#### INSTRUCTIONS FOR THE TASK
Below is a block of entries; repeat all of it exactly but omit the pictures.

[Element data from apps and pages]
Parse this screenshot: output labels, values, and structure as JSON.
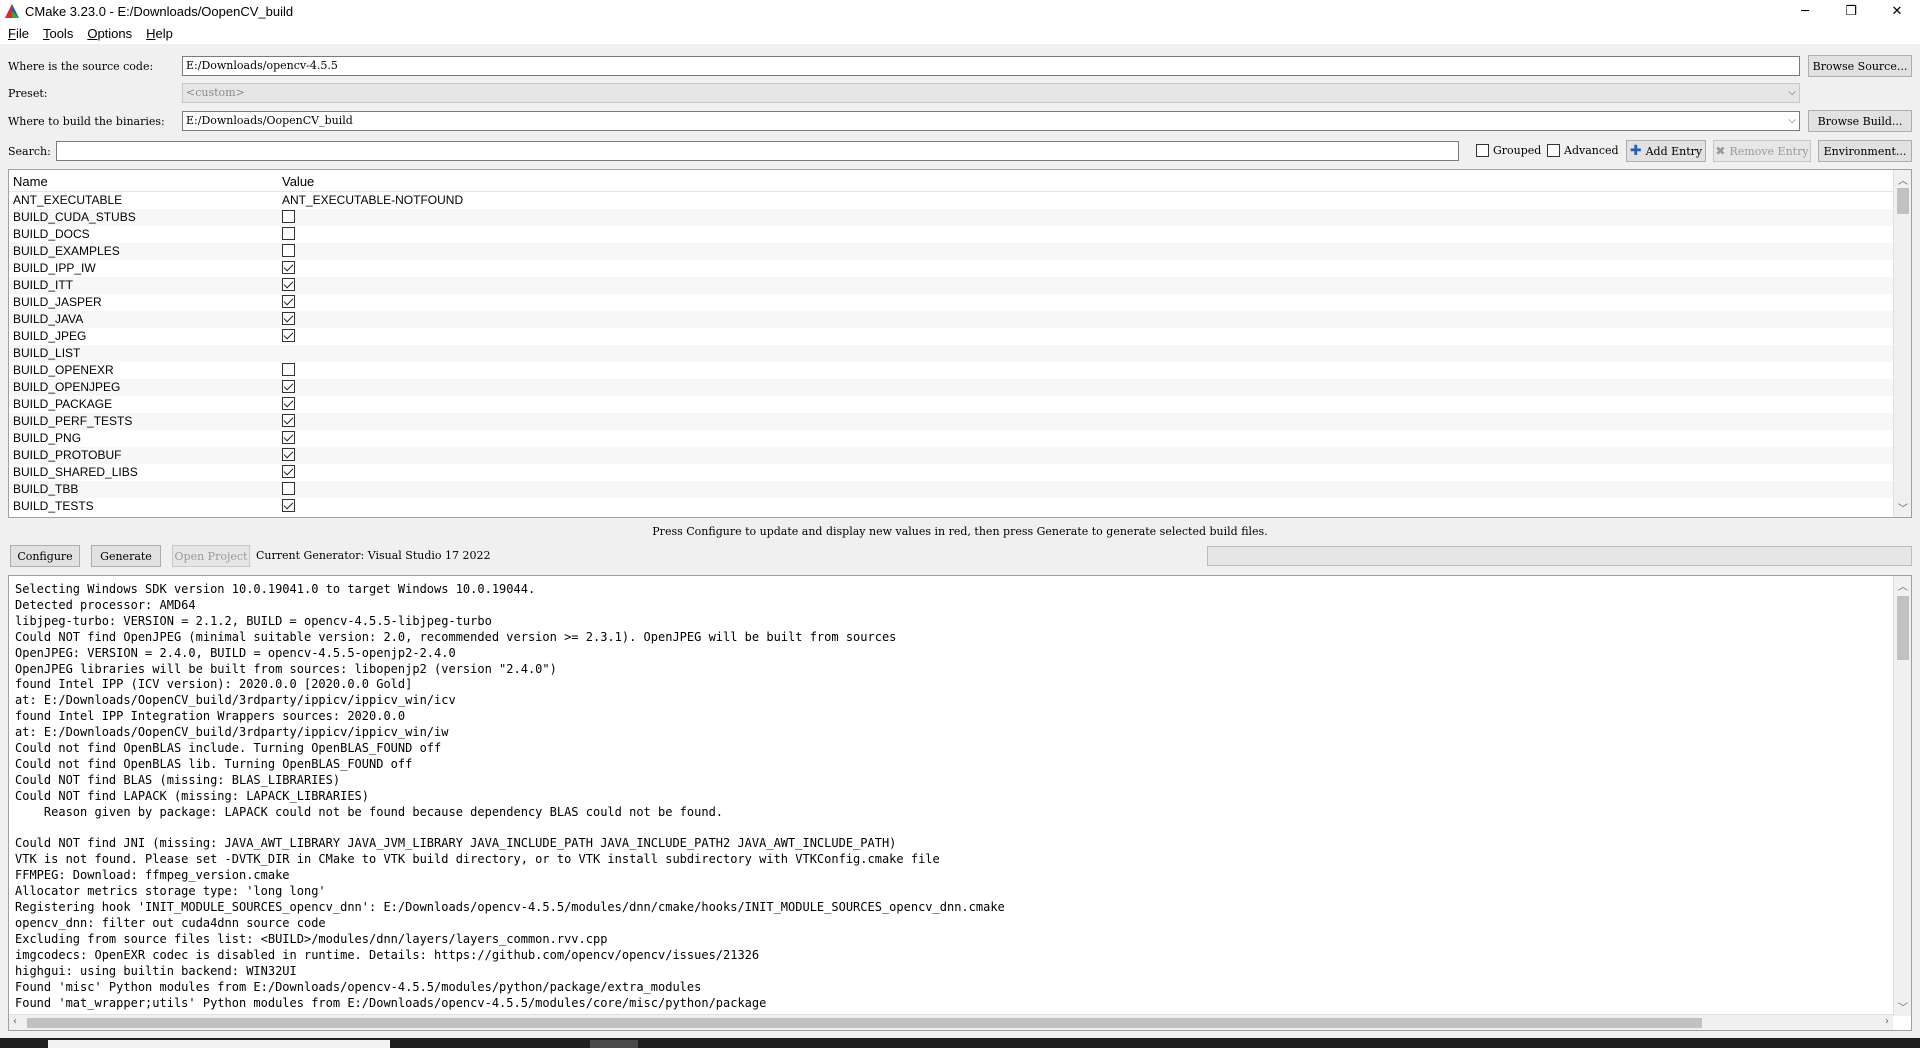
{
  "window": {
    "title": "CMake 3.23.0 - E:/Downloads/OopenCV_build",
    "minimize": "─",
    "restore": "❐",
    "close": "✕"
  },
  "menu": {
    "items": [
      "File",
      "Tools",
      "Options",
      "Help"
    ],
    "accel": [
      "F",
      "T",
      "O",
      "H"
    ]
  },
  "source": {
    "label": "Where is the source code:",
    "value": "E:/Downloads/opencv-4.5.5",
    "browse": "Browse Source..."
  },
  "preset": {
    "label": "Preset:",
    "value": "<custom>"
  },
  "build": {
    "label": "Where to build the binaries:",
    "value": "E:/Downloads/OopenCV_build",
    "browse": "Browse Build..."
  },
  "search": {
    "label": "Search:",
    "value": ""
  },
  "options": {
    "grouped": "Grouped",
    "advanced": "Advanced",
    "add_entry": "Add Entry",
    "remove_entry": "Remove Entry",
    "environment": "Environment..."
  },
  "table": {
    "col_name": "Name",
    "col_value": "Value",
    "rows": [
      {
        "name": "ANT_EXECUTABLE",
        "type": "text",
        "value": "ANT_EXECUTABLE-NOTFOUND"
      },
      {
        "name": "BUILD_CUDA_STUBS",
        "type": "bool",
        "checked": false
      },
      {
        "name": "BUILD_DOCS",
        "type": "bool",
        "checked": false
      },
      {
        "name": "BUILD_EXAMPLES",
        "type": "bool",
        "checked": false
      },
      {
        "name": "BUILD_IPP_IW",
        "type": "bool",
        "checked": true
      },
      {
        "name": "BUILD_ITT",
        "type": "bool",
        "checked": true
      },
      {
        "name": "BUILD_JASPER",
        "type": "bool",
        "checked": true
      },
      {
        "name": "BUILD_JAVA",
        "type": "bool",
        "checked": true
      },
      {
        "name": "BUILD_JPEG",
        "type": "bool",
        "checked": true
      },
      {
        "name": "BUILD_LIST",
        "type": "text",
        "value": ""
      },
      {
        "name": "BUILD_OPENEXR",
        "type": "bool",
        "checked": false
      },
      {
        "name": "BUILD_OPENJPEG",
        "type": "bool",
        "checked": true
      },
      {
        "name": "BUILD_PACKAGE",
        "type": "bool",
        "checked": true
      },
      {
        "name": "BUILD_PERF_TESTS",
        "type": "bool",
        "checked": true
      },
      {
        "name": "BUILD_PNG",
        "type": "bool",
        "checked": true
      },
      {
        "name": "BUILD_PROTOBUF",
        "type": "bool",
        "checked": true
      },
      {
        "name": "BUILD_SHARED_LIBS",
        "type": "bool",
        "checked": true
      },
      {
        "name": "BUILD_TBB",
        "type": "bool",
        "checked": false
      },
      {
        "name": "BUILD_TESTS",
        "type": "bool",
        "checked": true
      }
    ]
  },
  "hint": "Press Configure to update and display new values in red, then press Generate to generate selected build files.",
  "actions": {
    "configure": "Configure",
    "generate": "Generate",
    "open_project": "Open Project",
    "generator": "Current Generator: Visual Studio 17 2022"
  },
  "log": [
    "Selecting Windows SDK version 10.0.19041.0 to target Windows 10.0.19044.",
    "Detected processor: AMD64",
    "libjpeg-turbo: VERSION = 2.1.2, BUILD = opencv-4.5.5-libjpeg-turbo",
    "Could NOT find OpenJPEG (minimal suitable version: 2.0, recommended version >= 2.3.1). OpenJPEG will be built from sources",
    "OpenJPEG: VERSION = 2.4.0, BUILD = opencv-4.5.5-openjp2-2.4.0",
    "OpenJPEG libraries will be built from sources: libopenjp2 (version \"2.4.0\")",
    "found Intel IPP (ICV version): 2020.0.0 [2020.0.0 Gold]",
    "at: E:/Downloads/OopenCV_build/3rdparty/ippicv/ippicv_win/icv",
    "found Intel IPP Integration Wrappers sources: 2020.0.0",
    "at: E:/Downloads/OopenCV_build/3rdparty/ippicv/ippicv_win/iw",
    "Could not find OpenBLAS include. Turning OpenBLAS_FOUND off",
    "Could not find OpenBLAS lib. Turning OpenBLAS_FOUND off",
    "Could NOT find BLAS (missing: BLAS_LIBRARIES)",
    "Could NOT find LAPACK (missing: LAPACK_LIBRARIES)",
    "    Reason given by package: LAPACK could not be found because dependency BLAS could not be found.",
    "",
    "Could NOT find JNI (missing: JAVA_AWT_LIBRARY JAVA_JVM_LIBRARY JAVA_INCLUDE_PATH JAVA_INCLUDE_PATH2 JAVA_AWT_INCLUDE_PATH)",
    "VTK is not found. Please set -DVTK_DIR in CMake to VTK build directory, or to VTK install subdirectory with VTKConfig.cmake file",
    "FFMPEG: Download: ffmpeg_version.cmake",
    "Allocator metrics storage type: 'long long'",
    "Registering hook 'INIT_MODULE_SOURCES_opencv_dnn': E:/Downloads/opencv-4.5.5/modules/dnn/cmake/hooks/INIT_MODULE_SOURCES_opencv_dnn.cmake",
    "opencv_dnn: filter out cuda4dnn source code",
    "Excluding from source files list: <BUILD>/modules/dnn/layers/layers_common.rvv.cpp",
    "imgcodecs: OpenEXR codec is disabled in runtime. Details: https://github.com/opencv/opencv/issues/21326",
    "highgui: using builtin backend: WIN32UI",
    "Found 'misc' Python modules from E:/Downloads/opencv-4.5.5/modules/python/package/extra_modules",
    "Found 'mat_wrapper;utils' Python modules from E:/Downloads/opencv-4.5.5/modules/core/misc/python/package"
  ]
}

#### WRITTEN RESPONSE
Parse this screenshot: output labels, values, and structure as JSON.
{
  "window": {
    "title": "CMake 3.23.0 - E:/Downloads/OopenCV_build",
    "minimize": "─",
    "restore": "❐",
    "close": "✕"
  },
  "menu": {
    "items": [
      "File",
      "Tools",
      "Options",
      "Help"
    ],
    "accel": [
      "F",
      "T",
      "O",
      "H"
    ]
  },
  "source": {
    "label": "Where is the source code:",
    "value": "E:/Downloads/opencv-4.5.5",
    "browse": "Browse Source..."
  },
  "preset": {
    "label": "Preset:",
    "value": "<custom>"
  },
  "build": {
    "label": "Where to build the binaries:",
    "value": "E:/Downloads/OopenCV_build",
    "browse": "Browse Build..."
  },
  "search": {
    "label": "Search:",
    "value": ""
  },
  "options": {
    "grouped": "Grouped",
    "advanced": "Advanced",
    "add_entry": "Add Entry",
    "remove_entry": "Remove Entry",
    "environment": "Environment..."
  },
  "table": {
    "col_name": "Name",
    "col_value": "Value",
    "rows": [
      {
        "name": "ANT_EXECUTABLE",
        "type": "text",
        "value": "ANT_EXECUTABLE-NOTFOUND"
      },
      {
        "name": "BUILD_CUDA_STUBS",
        "type": "bool",
        "checked": false
      },
      {
        "name": "BUILD_DOCS",
        "type": "bool",
        "checked": false
      },
      {
        "name": "BUILD_EXAMPLES",
        "type": "bool",
        "checked": false
      },
      {
        "name": "BUILD_IPP_IW",
        "type": "bool",
        "checked": true
      },
      {
        "name": "BUILD_ITT",
        "type": "bool",
        "checked": true
      },
      {
        "name": "BUILD_JASPER",
        "type": "bool",
        "checked": true
      },
      {
        "name": "BUILD_JAVA",
        "type": "bool",
        "checked": true
      },
      {
        "name": "BUILD_JPEG",
        "type": "bool",
        "checked": true
      },
      {
        "name": "BUILD_LIST",
        "type": "text",
        "value": ""
      },
      {
        "name": "BUILD_OPENEXR",
        "type": "bool",
        "checked": false
      },
      {
        "name": "BUILD_OPENJPEG",
        "type": "bool",
        "checked": true
      },
      {
        "name": "BUILD_PACKAGE",
        "type": "bool",
        "checked": true
      },
      {
        "name": "BUILD_PERF_TESTS",
        "type": "bool",
        "checked": true
      },
      {
        "name": "BUILD_PNG",
        "type": "bool",
        "checked": true
      },
      {
        "name": "BUILD_PROTOBUF",
        "type": "bool",
        "checked": true
      },
      {
        "name": "BUILD_SHARED_LIBS",
        "type": "bool",
        "checked": true
      },
      {
        "name": "BUILD_TBB",
        "type": "bool",
        "checked": false
      },
      {
        "name": "BUILD_TESTS",
        "type": "bool",
        "checked": true
      }
    ]
  },
  "hint": "Press Configure to update and display new values in red, then press Generate to generate selected build files.",
  "actions": {
    "configure": "Configure",
    "generate": "Generate",
    "open_project": "Open Project",
    "generator": "Current Generator: Visual Studio 17 2022"
  },
  "log": [
    "Selecting Windows SDK version 10.0.19041.0 to target Windows 10.0.19044.",
    "Detected processor: AMD64",
    "libjpeg-turbo: VERSION = 2.1.2, BUILD = opencv-4.5.5-libjpeg-turbo",
    "Could NOT find OpenJPEG (minimal suitable version: 2.0, recommended version >= 2.3.1). OpenJPEG will be built from sources",
    "OpenJPEG: VERSION = 2.4.0, BUILD = opencv-4.5.5-openjp2-2.4.0",
    "OpenJPEG libraries will be built from sources: libopenjp2 (version \"2.4.0\")",
    "found Intel IPP (ICV version): 2020.0.0 [2020.0.0 Gold]",
    "at: E:/Downloads/OopenCV_build/3rdparty/ippicv/ippicv_win/icv",
    "found Intel IPP Integration Wrappers sources: 2020.0.0",
    "at: E:/Downloads/OopenCV_build/3rdparty/ippicv/ippicv_win/iw",
    "Could not find OpenBLAS include. Turning OpenBLAS_FOUND off",
    "Could not find OpenBLAS lib. Turning OpenBLAS_FOUND off",
    "Could NOT find BLAS (missing: BLAS_LIBRARIES)",
    "Could NOT find LAPACK (missing: LAPACK_LIBRARIES)",
    "    Reason given by package: LAPACK could not be found because dependency BLAS could not be found.",
    "",
    "Could NOT find JNI (missing: JAVA_AWT_LIBRARY JAVA_JVM_LIBRARY JAVA_INCLUDE_PATH JAVA_INCLUDE_PATH2 JAVA_AWT_INCLUDE_PATH)",
    "VTK is not found. Please set -DVTK_DIR in CMake to VTK build directory, or to VTK install subdirectory with VTKConfig.cmake file",
    "FFMPEG: Download: ffmpeg_version.cmake",
    "Allocator metrics storage type: 'long long'",
    "Registering hook 'INIT_MODULE_SOURCES_opencv_dnn': E:/Downloads/opencv-4.5.5/modules/dnn/cmake/hooks/INIT_MODULE_SOURCES_opencv_dnn.cmake",
    "opencv_dnn: filter out cuda4dnn source code",
    "Excluding from source files list: <BUILD>/modules/dnn/layers/layers_common.rvv.cpp",
    "imgcodecs: OpenEXR codec is disabled in runtime. Details: https://github.com/opencv/opencv/issues/21326",
    "highgui: using builtin backend: WIN32UI",
    "Found 'misc' Python modules from E:/Downloads/opencv-4.5.5/modules/python/package/extra_modules",
    "Found 'mat_wrapper;utils' Python modules from E:/Downloads/opencv-4.5.5/modules/core/misc/python/package"
  ]
}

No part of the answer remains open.